Stirlitz is sometimes referred to as a Russian James Bond, even if the comparison is not entirely warranted. Although the show contains some relatively unbelievable elements (i.e. a Russian passing for a German for twenty years) and it may even have served a somewhat similar ideological role as the James Bond films did in the West, Seventeen Moments of Spring is based, even if only loosely, on actual historical events. Moreover, the show also strives for a much more realistic version of foreign espionage than the James Bond films do, with Stirlitz carefully playing on rivalries within the SDmarker and SSmarker, cautiously seeking out friendly contacts, prudently developing alibis for his covert activities and very rarely resorting to force or gadgetry. It is also notable that one hardly gets the impression that many of the Nazis were the incarnation of evil: while the show does remind the viewer of the horror of Nazi death camps through the use of some original footage, one nonetheless finds it hard not to take something of a liking for Heinrich Müller and some of Stirlitz' other adversaries. This is a contrast to the Bond films, where the Russian generals and leaders are either brute vodka-guzzling stereotypes, calculating evil geniuses, or just greedy people involved in schemes for money.

The music for the movie was written by Armenianmarker-born composer Mikael Tariverdiev.

The series was immensely popular in the Soviet Unionmarker and it originated many popular phrases as well as an entire genre of anecdotes, the latter having seemingly taken a life of its own. The show is still frequently aired on Russian television. Plans were discussed to build a monument to Stirlitz in the city of Gorokhovetsmarker, his birth place in the series. It's been said that "for older generations, the series is little more than a factual retelling of an actual historical event - a behind-the-scenes look at a war painful to remember." "But for younger people raised from childhood on yearly showings - the film was shown one hour-long serial at a time, 12 days in a row - "Spring" became more famous for its quirky lines and surreal shots than its cinematic whole." "But "Spring's" most lasting claim to fame is the legion of anecdotes that have entered Stirlitz, Isayev and Tikhonov in the permanent annals of Russian folklore."

A Polish television series with a very similar theme, More Than Life at Stake ( ) (with Captain Kloss being the analogous character to Stirlitz) was made in 1967-1968.

Inaccuracies in the movie



Soundtrack

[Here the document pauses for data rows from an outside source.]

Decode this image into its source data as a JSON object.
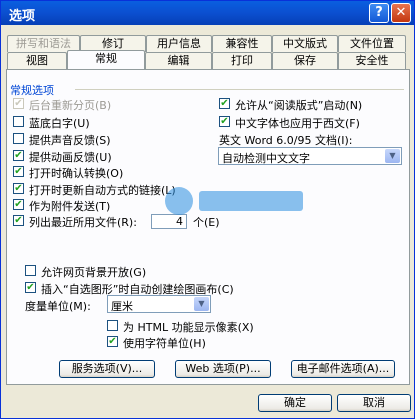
{
  "window": {
    "title": "选项",
    "help_label": "?",
    "close_label": "✕"
  },
  "tabs_row1": [
    {
      "label": "拼写和语法",
      "disabled": true
    },
    {
      "label": "修订"
    },
    {
      "label": "用户信息"
    },
    {
      "label": "兼容性"
    },
    {
      "label": "中文版式"
    },
    {
      "label": "文件位置"
    }
  ],
  "tabs_row2": [
    {
      "label": "视图"
    },
    {
      "label": "常规",
      "active": true
    },
    {
      "label": "编辑"
    },
    {
      "label": "打印"
    },
    {
      "label": "保存"
    },
    {
      "label": "安全性"
    }
  ],
  "general": {
    "section_title": "常规选项",
    "left_options": [
      {
        "label": "后台重新分页(B)",
        "checked": true,
        "disabled": true
      },
      {
        "label": "蓝底白字(U)",
        "checked": false
      },
      {
        "label": "提供声音反馈(S)",
        "checked": false
      },
      {
        "label": "提供动画反馈(U)",
        "checked": true
      },
      {
        "label": "打开时确认转换(O)",
        "checked": true
      },
      {
        "label": "打开时更新自动方式的链接(L)",
        "checked": true
      },
      {
        "label": "作为附件发送(T)",
        "checked": true
      },
      {
        "label": "列出最近所用文件(R):",
        "checked": true
      }
    ],
    "right_options": [
      {
        "label": "允许从“阅读版式”启动(N)",
        "checked": true
      },
      {
        "label": "中文字体也应用于西文(F)",
        "checked": true
      }
    ],
    "word_doc_label": "英文 Word 6.0/95 文档(I):",
    "word_doc_value": "自动检测中文文字",
    "recent_files_count": "4",
    "recent_files_unit": "个(E)",
    "bottom_options": [
      {
        "label": "允许网页背景开放(G)",
        "checked": false
      },
      {
        "label": "插入“自选图形”时自动创建绘图画布(C)",
        "checked": true
      }
    ],
    "unit_label": "度量单位(M):",
    "unit_value": "厘米",
    "html_pixels": {
      "label": "为 HTML 功能显示像素(X)",
      "checked": false
    },
    "char_units": {
      "label": "使用字符单位(H)",
      "checked": true
    },
    "service_button": "服务选项(V)...",
    "web_button": "Web 选项(P)...",
    "email_button": "电子邮件选项(A)..."
  },
  "footer": {
    "ok": "确定",
    "cancel": "取消"
  },
  "colors": {
    "title_bar": "#0b4fd0",
    "section_title": "#0046d5",
    "check_mark": "#21a121"
  },
  "icons": {
    "checked": "check-mark-icon",
    "dropdown": "chevron-down-icon",
    "help": "help-icon",
    "close": "close-icon"
  }
}
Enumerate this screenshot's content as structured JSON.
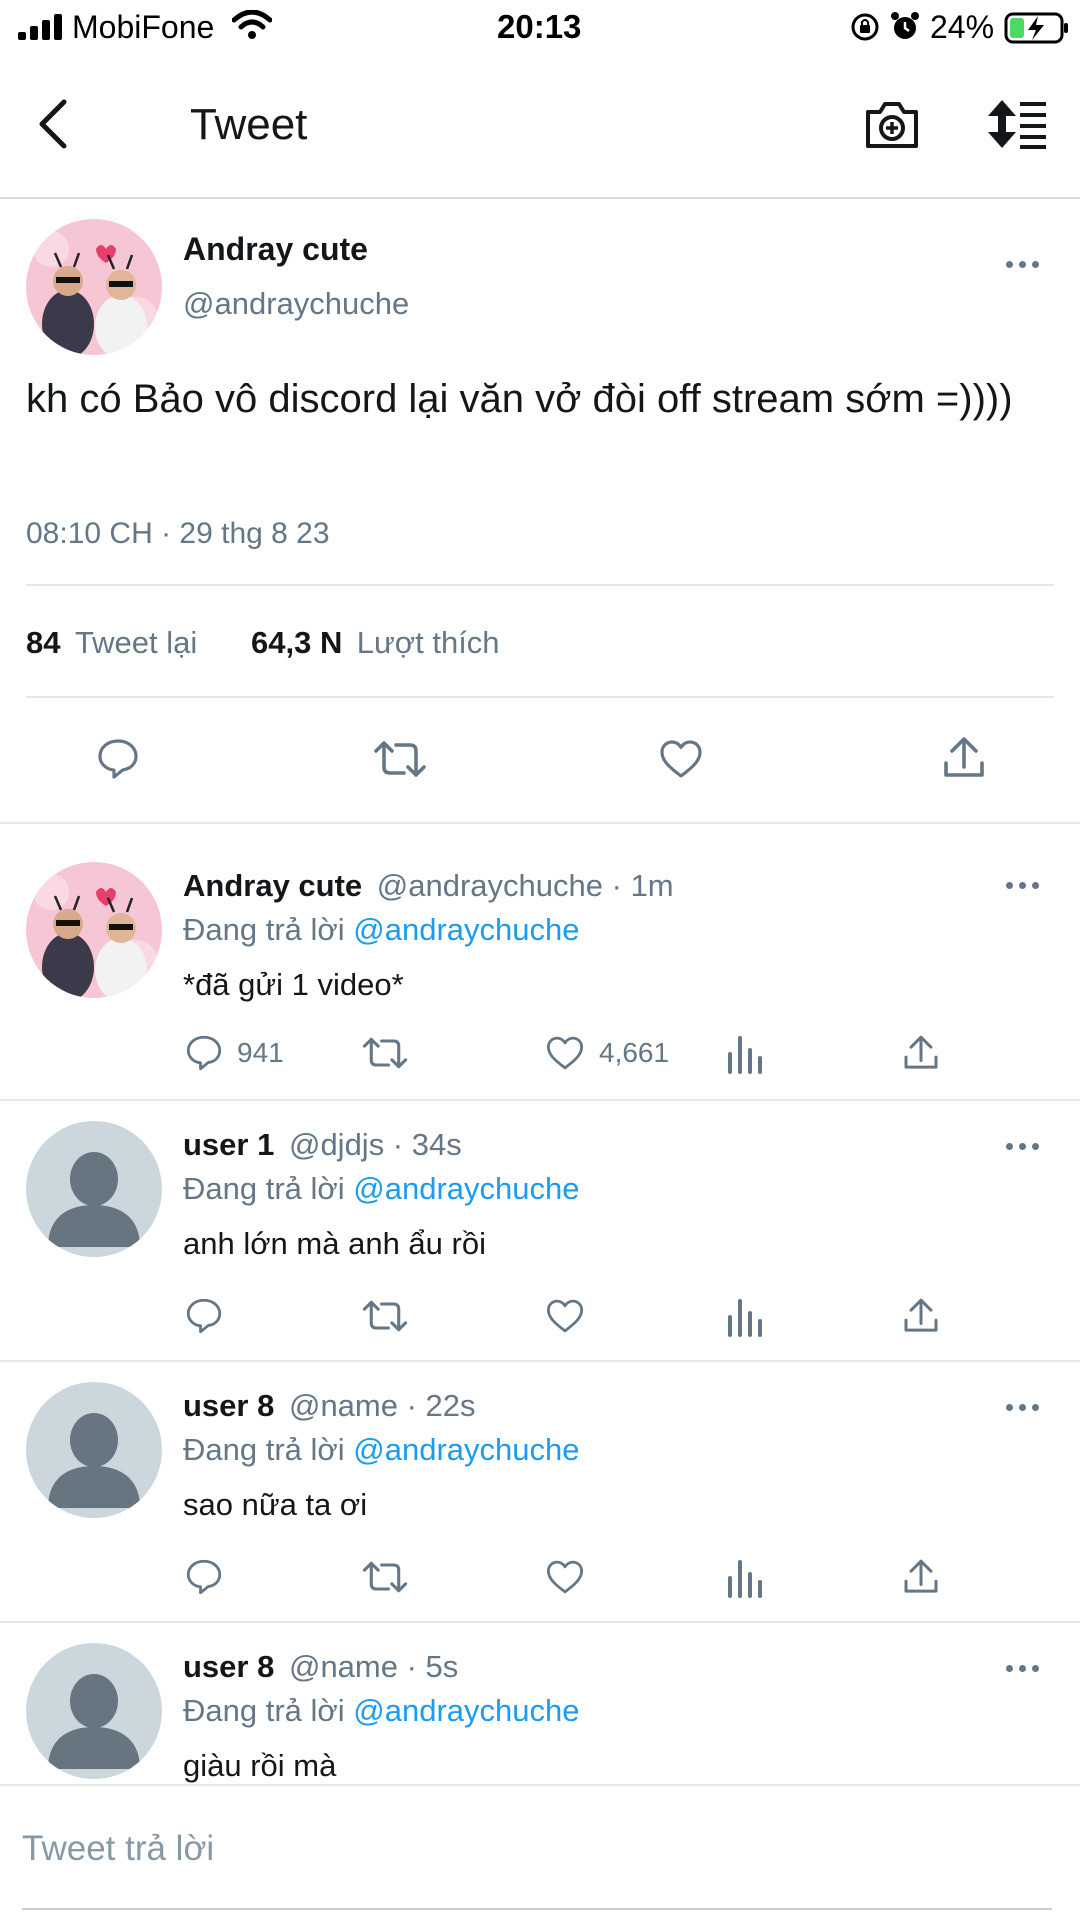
{
  "status_bar": {
    "carrier": "MobiFone",
    "time": "20:13",
    "battery": "24%"
  },
  "nav": {
    "title": "Tweet",
    "back_icon": "chevron-left-icon",
    "camera_icon": "camera-plus-icon",
    "sort_icon": "sort-list-icon"
  },
  "main_tweet": {
    "name": "Andray cute",
    "handle": "@andraychuche",
    "text": "kh có Bảo vô discord lại văn vở đòi off stream sớm =))))",
    "timestamp": "08:10 CH · 29 thg 8 23",
    "retweet_count": "84",
    "retweet_label": "Tweet lại",
    "like_count": "64,3 N",
    "like_label": "Lượt thích"
  },
  "replies": [
    {
      "name": "Andray cute",
      "handle_time": "@andraychuche · 1m",
      "replying_prefix": "Đang trả lời",
      "replying_to": "@andraychuche",
      "text": "*đã gửi 1 video*",
      "reply_count": "941",
      "like_count": "4,661"
    },
    {
      "name": "user 1",
      "handle_time": "@djdjs · 34s",
      "replying_prefix": "Đang trả lời",
      "replying_to": "@andraychuche",
      "text": "anh lớn mà anh ẩu rồi"
    },
    {
      "name": "user 8",
      "handle_time": "@name · 22s",
      "replying_prefix": "Đang trả lời",
      "replying_to": "@andraychuche",
      "text": "sao nữa ta ơi"
    },
    {
      "name": "user 8",
      "handle_time": "@name · 5s",
      "replying_prefix": "Đang trả lời",
      "replying_to": "@andraychuche",
      "text": "giàu rồi mà"
    }
  ],
  "compose": {
    "placeholder": "Tweet trả lời"
  },
  "colors": {
    "accent": "#1d9bf0",
    "secondary_text": "#657786",
    "battery_green": "#4cd964"
  }
}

The main theme to the movie, titled "Mgnovenia" (or "Moments"), was composed by Mikael Tariverdiev and performed by Joseph Kobzon.

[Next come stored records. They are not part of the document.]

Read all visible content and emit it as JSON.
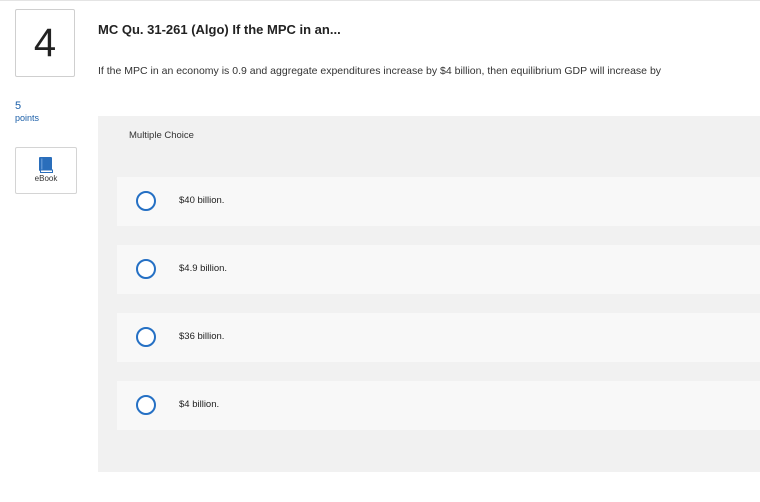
{
  "question": {
    "number": "4",
    "points_value": "5",
    "points_label": "points",
    "title": "MC Qu. 31-261 (Algo) If the MPC in an...",
    "text": "If the MPC in an economy is 0.9 and aggregate expenditures increase by $4 billion, then equilibrium GDP will increase by"
  },
  "ebook": {
    "label": "eBook",
    "icon": "book-icon",
    "icon_color": "#2a6ebb"
  },
  "multiple_choice": {
    "label": "Multiple Choice",
    "options": [
      {
        "text": "$40 billion.",
        "selected": false
      },
      {
        "text": "$4.9 billion.",
        "selected": false
      },
      {
        "text": "$36 billion.",
        "selected": false
      },
      {
        "text": "$4 billion.",
        "selected": false
      }
    ]
  },
  "colors": {
    "accent": "#2570c4",
    "points": "#1a5ea8",
    "panel_bg": "#f1f1f1",
    "choice_bg": "#f8f8f8"
  }
}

References



External links




Embed code:






Got something to say? Make a comment.
Your name
Your email address
Message